My final take on this is that as a handheld, it’ll be incredible… But as a home-console, which Nintendo is advertising it as, it’s kind of a let-down. Sure, it’s a lot smaller than the competition, but considering that the price point just kind-of gave it mastered rivals, I don’t know how to predict on what will happen to the Nintendo Switch from here on out. New titles like Fire Emblem are cool, but I think we’re all still waiting for games like Metroid, Mother 3, Pokemon, F-Zero, Monster Hunter… Let’s not forgot 3rd-Party games I consistently see in the /r/NintendoSwitch Subreddit, like Blizzard’s Overwatch and popular title Rocket League. This will definitely be great on the Switch. I just hope they actually end up being on-the-way.
Let us know your thoughts, feelings, concerns, and opinions on the Nintendo Switch so-far.
MY TAKE: LG V20
LG isn’t really that much of a household name when it comes to recognizable smartphone creators. After the bootlooping disaster they went through with their LG G4, followed by their awkward modular design with the G5, they weren’t really gaining a good reputation in the Android smartphone industry. Although, they really have seemed to hit it out of the park with their recent V series.
The V10 was called multiple times the most underrated phone of the year, and it makes sense considering what it featured.

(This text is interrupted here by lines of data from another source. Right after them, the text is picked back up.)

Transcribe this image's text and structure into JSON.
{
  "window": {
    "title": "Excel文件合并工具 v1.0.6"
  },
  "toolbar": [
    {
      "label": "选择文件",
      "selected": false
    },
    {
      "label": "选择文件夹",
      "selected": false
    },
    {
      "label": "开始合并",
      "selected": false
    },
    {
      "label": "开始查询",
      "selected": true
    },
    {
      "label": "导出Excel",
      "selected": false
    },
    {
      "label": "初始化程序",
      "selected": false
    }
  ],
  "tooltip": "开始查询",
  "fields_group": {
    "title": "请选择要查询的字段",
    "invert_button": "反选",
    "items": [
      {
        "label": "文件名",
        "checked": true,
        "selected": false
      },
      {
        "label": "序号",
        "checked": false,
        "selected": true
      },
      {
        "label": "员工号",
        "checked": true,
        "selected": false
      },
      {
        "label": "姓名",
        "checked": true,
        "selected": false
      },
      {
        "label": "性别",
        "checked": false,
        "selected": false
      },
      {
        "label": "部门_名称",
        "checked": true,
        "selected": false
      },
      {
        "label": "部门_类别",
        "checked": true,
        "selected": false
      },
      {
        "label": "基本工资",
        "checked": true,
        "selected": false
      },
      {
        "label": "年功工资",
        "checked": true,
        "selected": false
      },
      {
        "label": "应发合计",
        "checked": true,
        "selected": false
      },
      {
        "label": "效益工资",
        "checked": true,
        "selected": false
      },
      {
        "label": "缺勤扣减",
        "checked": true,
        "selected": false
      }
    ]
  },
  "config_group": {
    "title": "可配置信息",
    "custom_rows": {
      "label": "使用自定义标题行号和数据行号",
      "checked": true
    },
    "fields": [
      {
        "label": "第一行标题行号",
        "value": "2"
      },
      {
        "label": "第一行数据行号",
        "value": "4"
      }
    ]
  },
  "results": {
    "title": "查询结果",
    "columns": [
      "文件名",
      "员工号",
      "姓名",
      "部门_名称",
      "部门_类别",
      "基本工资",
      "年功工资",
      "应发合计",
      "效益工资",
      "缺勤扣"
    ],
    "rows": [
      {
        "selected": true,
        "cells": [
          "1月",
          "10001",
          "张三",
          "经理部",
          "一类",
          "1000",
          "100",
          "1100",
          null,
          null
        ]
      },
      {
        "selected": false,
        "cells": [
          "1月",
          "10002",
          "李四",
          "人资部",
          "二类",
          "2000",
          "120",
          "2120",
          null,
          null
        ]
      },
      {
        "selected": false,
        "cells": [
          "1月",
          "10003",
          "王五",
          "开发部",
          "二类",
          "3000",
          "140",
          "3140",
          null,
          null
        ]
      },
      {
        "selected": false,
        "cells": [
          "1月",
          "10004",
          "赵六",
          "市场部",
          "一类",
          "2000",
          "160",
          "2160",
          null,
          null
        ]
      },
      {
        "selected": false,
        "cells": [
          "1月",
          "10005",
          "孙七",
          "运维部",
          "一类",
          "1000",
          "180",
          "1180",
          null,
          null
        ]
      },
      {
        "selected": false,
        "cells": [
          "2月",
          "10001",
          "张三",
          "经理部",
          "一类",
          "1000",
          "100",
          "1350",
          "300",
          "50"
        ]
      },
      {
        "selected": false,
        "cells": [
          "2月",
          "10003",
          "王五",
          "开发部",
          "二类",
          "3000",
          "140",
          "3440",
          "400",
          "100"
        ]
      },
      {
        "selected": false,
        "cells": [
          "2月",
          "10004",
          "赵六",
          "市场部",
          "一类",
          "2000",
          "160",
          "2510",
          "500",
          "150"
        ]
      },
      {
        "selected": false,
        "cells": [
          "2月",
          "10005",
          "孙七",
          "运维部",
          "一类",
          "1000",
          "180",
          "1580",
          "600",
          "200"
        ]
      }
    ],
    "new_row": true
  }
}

I mean, an entire 2nd display, good fine-tunes performance with a great battery, a large phablet design that felt rugged and really worked… Sadly, Samsung’s Galaxy Note 5 flagship was simply too popular to even allow the V10 a chance to gain any momentum whatsoever. Luckily, the V20 now has a chance.
With the explosive issues that occurred with the Galaxy Note 7, the LG V20 no longer had direct competition in the recent-phablet contest. It still went against other phones of course, but they were phones that have been out for over half a year (Galaxy S7 [Edge], HTC 10, LG G5). Add to that how many improvements that have been added as an incremental update, and the V20 is once again the most underrated phone of 2016.
Featuring one of the latest and fastest processors currently in the market (Qualcomm’s Snapdragon 820), along with a whopping 64 GB of storage (about 50 GB usable) and 4 GB (3.7 GB usable) of LPDDR4 RAM, as well as both a 16 MP camera with a 8 MP wide-angle lens built in, making this quite a good phone to round up the year. Its great-quality IPS LCD display at 2560×1440 pixels makes it sharp, a good provider on realistic color reproduction, and makes it easy on the eyes. Even though the main screen rounds up at a whopping 5.7 inches, the pixel resolution it provides is more-than-enough for many people.
The thing that I must bring up in this case is its camera; the Auto mode that LG provides really might not be the best thing to use in most cases, but the true defining feature in this case is the extremely robust Manual mode. Things like focus, ISO, exposure, and color balance all allow true real-time changes to how you want your photo to look like. With 3 microphones and native RAW support, along with a Quad DAC and being the most recent flagship you can buy from LG, this can be a great phone to acquire if found for a decent deal. It even has a USB Type-C port and Android 7.0 Nougat!
Next week, prepare for… well, I’m not sure on it as of now. Let me know what you want me to do next! Thanks for reading.